YOUR ASSIGNMENT: Write every line of the material again exactly, with no pictures in the copy.

---

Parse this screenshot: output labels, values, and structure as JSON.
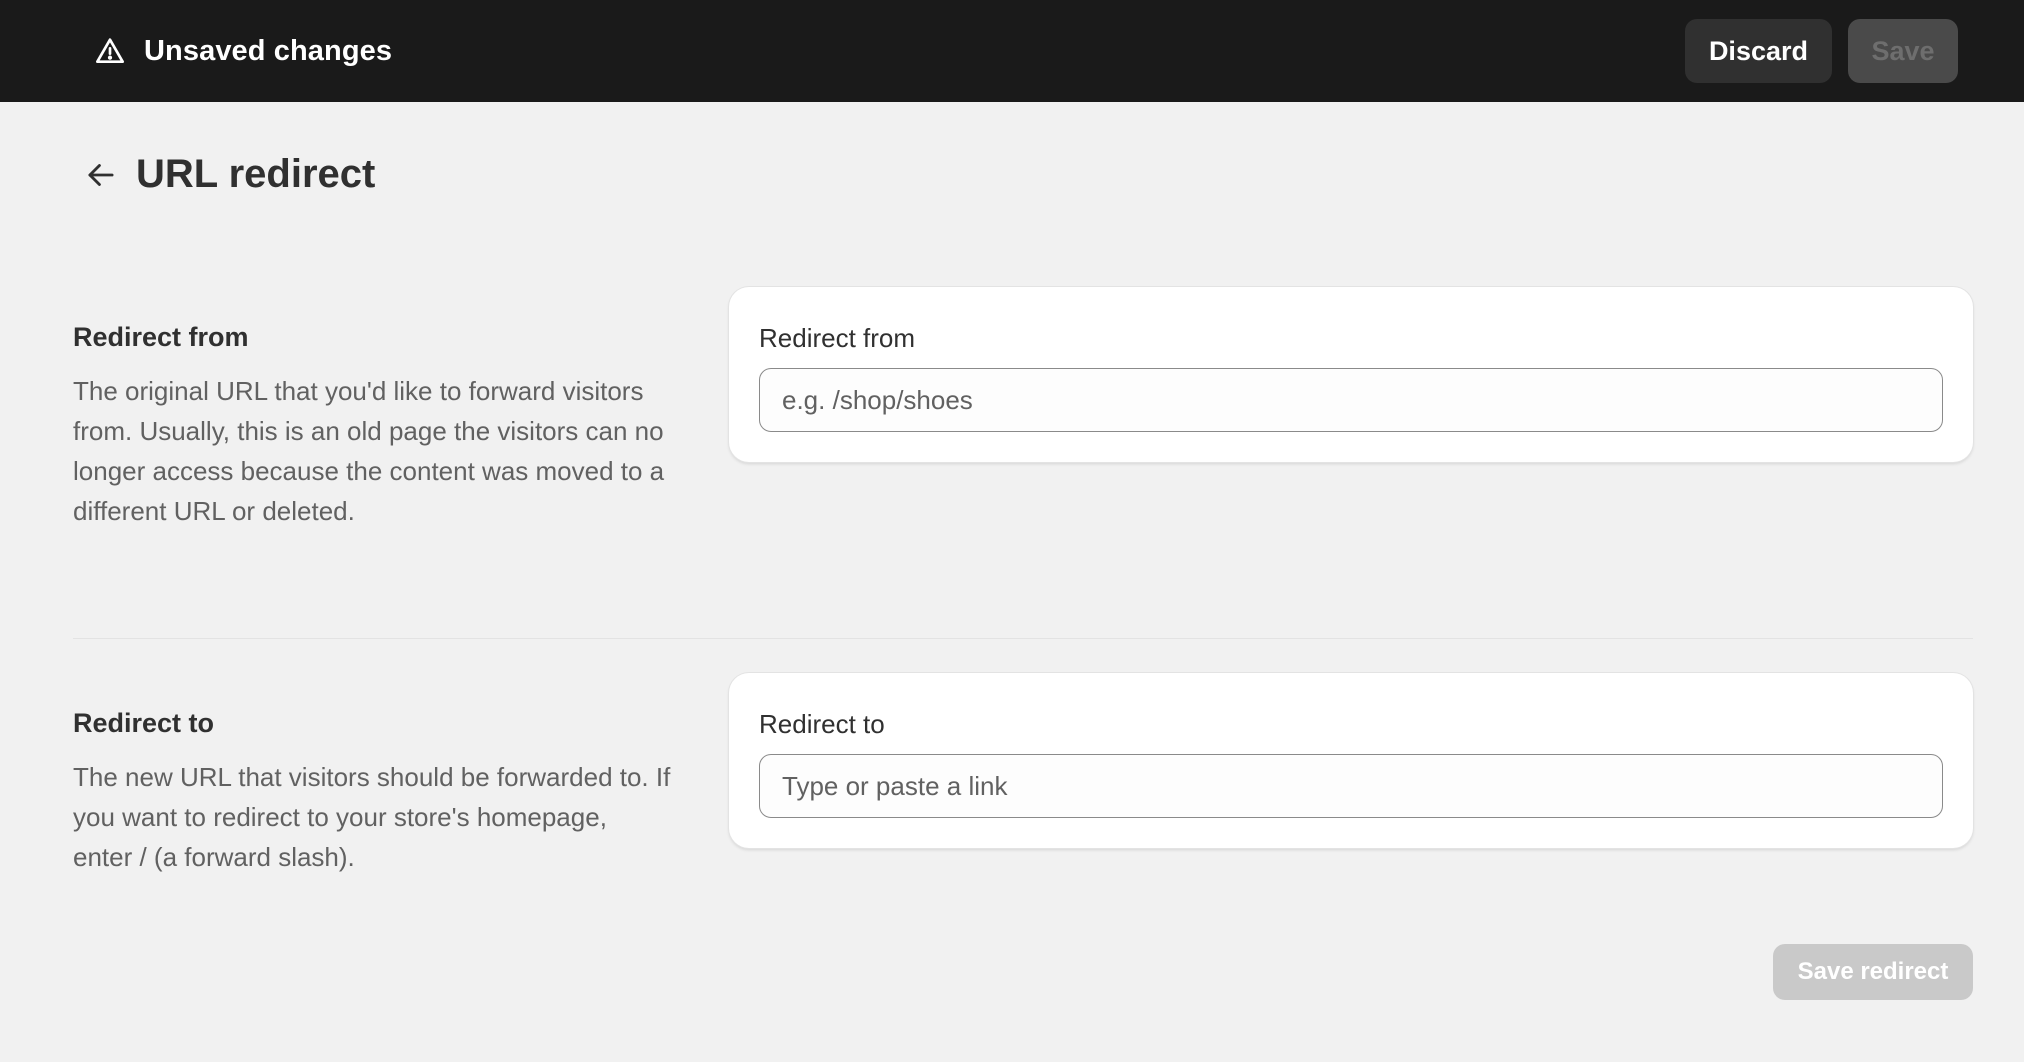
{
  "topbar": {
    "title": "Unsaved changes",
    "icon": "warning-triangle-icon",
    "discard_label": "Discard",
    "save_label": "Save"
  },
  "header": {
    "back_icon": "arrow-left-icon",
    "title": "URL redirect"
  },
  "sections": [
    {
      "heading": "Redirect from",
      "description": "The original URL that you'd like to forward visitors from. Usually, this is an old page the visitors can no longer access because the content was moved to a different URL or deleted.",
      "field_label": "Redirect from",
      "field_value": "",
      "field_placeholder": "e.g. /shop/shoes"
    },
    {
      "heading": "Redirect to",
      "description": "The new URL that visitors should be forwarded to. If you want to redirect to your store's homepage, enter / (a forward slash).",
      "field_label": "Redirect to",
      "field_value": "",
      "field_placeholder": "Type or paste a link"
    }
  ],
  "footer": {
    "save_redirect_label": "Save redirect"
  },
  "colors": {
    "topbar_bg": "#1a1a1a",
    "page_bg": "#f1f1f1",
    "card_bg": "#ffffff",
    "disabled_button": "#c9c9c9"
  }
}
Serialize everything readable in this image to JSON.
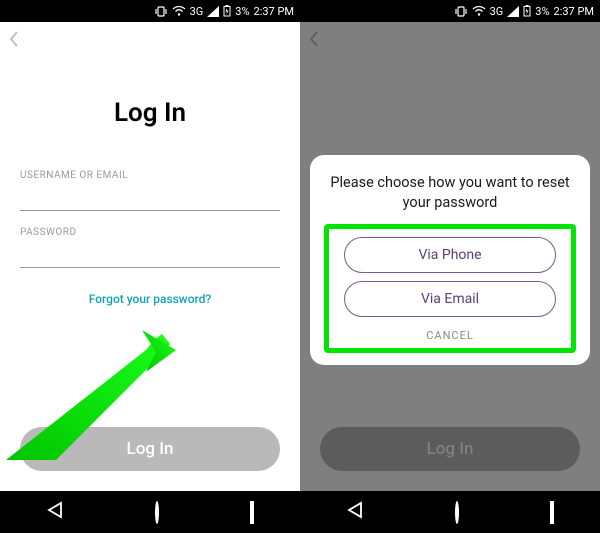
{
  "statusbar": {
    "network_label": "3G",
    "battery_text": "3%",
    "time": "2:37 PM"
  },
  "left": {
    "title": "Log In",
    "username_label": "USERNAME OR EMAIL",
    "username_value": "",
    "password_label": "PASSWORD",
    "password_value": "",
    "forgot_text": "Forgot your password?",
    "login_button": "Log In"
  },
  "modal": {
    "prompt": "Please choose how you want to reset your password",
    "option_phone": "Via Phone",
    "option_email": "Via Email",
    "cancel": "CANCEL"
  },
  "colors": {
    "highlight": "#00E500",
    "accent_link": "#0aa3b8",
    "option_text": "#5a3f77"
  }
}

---

SOLUTION FOR THIS TASK:
Parse this screenshot: output labels, values, and structure as JSON.
{
  "topbar": {
    "title": "Unsaved changes",
    "icon": "warning-triangle-icon",
    "discard_label": "Discard",
    "save_label": "Save"
  },
  "header": {
    "back_icon": "arrow-left-icon",
    "title": "URL redirect"
  },
  "sections": [
    {
      "heading": "Redirect from",
      "description": "The original URL that you'd like to forward visitors from. Usually, this is an old page the visitors can no longer access because the content was moved to a different URL or deleted.",
      "field_label": "Redirect from",
      "field_value": "",
      "field_placeholder": "e.g. /shop/shoes"
    },
    {
      "heading": "Redirect to",
      "description": "The new URL that visitors should be forwarded to. If you want to redirect to your store's homepage, enter / (a forward slash).",
      "field_label": "Redirect to",
      "field_value": "",
      "field_placeholder": "Type or paste a link"
    }
  ],
  "footer": {
    "save_redirect_label": "Save redirect"
  },
  "colors": {
    "topbar_bg": "#1a1a1a",
    "page_bg": "#f1f1f1",
    "card_bg": "#ffffff",
    "disabled_button": "#c9c9c9"
  }
}
Serialize everything readable in this image to JSON.
{
  "statusbar": {
    "network_label": "3G",
    "battery_text": "3%",
    "time": "2:37 PM"
  },
  "left": {
    "title": "Log In",
    "username_label": "USERNAME OR EMAIL",
    "username_value": "",
    "password_label": "PASSWORD",
    "password_value": "",
    "forgot_text": "Forgot your password?",
    "login_button": "Log In"
  },
  "modal": {
    "prompt": "Please choose how you want to reset your password",
    "option_phone": "Via Phone",
    "option_email": "Via Email",
    "cancel": "CANCEL"
  },
  "colors": {
    "highlight": "#00E500",
    "accent_link": "#0aa3b8",
    "option_text": "#5a3f77"
  }
}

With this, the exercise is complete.